(Entries from a dataset of interfaces)
=== Section Start ===
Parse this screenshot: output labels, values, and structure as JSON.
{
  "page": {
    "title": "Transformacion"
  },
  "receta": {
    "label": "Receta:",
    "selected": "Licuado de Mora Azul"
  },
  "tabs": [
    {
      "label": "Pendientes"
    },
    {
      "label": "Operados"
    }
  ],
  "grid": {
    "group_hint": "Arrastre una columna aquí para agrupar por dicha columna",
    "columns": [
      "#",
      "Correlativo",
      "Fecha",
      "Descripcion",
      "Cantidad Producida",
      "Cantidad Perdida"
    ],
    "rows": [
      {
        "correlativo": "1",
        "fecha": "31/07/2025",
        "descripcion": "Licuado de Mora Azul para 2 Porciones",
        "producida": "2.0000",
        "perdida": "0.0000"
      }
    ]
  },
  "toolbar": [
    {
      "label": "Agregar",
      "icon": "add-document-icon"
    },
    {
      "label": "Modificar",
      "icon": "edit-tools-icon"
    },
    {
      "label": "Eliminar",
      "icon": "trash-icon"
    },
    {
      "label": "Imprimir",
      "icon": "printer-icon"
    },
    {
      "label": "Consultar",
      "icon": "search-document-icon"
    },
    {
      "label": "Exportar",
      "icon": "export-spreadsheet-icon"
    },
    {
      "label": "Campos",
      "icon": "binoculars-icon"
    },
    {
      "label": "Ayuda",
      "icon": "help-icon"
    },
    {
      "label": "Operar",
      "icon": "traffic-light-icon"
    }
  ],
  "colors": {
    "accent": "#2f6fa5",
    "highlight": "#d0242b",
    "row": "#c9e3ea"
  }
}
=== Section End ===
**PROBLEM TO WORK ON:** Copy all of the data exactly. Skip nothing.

**SOLUTION:**
Parse this screenshot: output labels, values, and structure as JSON.
{
  "page": {
    "title": "Transformacion"
  },
  "receta": {
    "label": "Receta:",
    "selected": "Licuado de Mora Azul"
  },
  "tabs": [
    {
      "label": "Pendientes"
    },
    {
      "label": "Operados"
    }
  ],
  "grid": {
    "group_hint": "Arrastre una columna aquí para agrupar por dicha columna",
    "columns": [
      "#",
      "Correlativo",
      "Fecha",
      "Descripcion",
      "Cantidad Producida",
      "Cantidad Perdida"
    ],
    "rows": [
      {
        "correlativo": "1",
        "fecha": "31/07/2025",
        "descripcion": "Licuado de Mora Azul para 2 Porciones",
        "producida": "2.0000",
        "perdida": "0.0000"
      }
    ]
  },
  "toolbar": [
    {
      "label": "Agregar",
      "icon": "add-document-icon"
    },
    {
      "label": "Modificar",
      "icon": "edit-tools-icon"
    },
    {
      "label": "Eliminar",
      "icon": "trash-icon"
    },
    {
      "label": "Imprimir",
      "icon": "printer-icon"
    },
    {
      "label": "Consultar",
      "icon": "search-document-icon"
    },
    {
      "label": "Exportar",
      "icon": "export-spreadsheet-icon"
    },
    {
      "label": "Campos",
      "icon": "binoculars-icon"
    },
    {
      "label": "Ayuda",
      "icon": "help-icon"
    },
    {
      "label": "Operar",
      "icon": "traffic-light-icon"
    }
  ],
  "colors": {
    "accent": "#2f6fa5",
    "highlight": "#d0242b",
    "row": "#c9e3ea"
  }
}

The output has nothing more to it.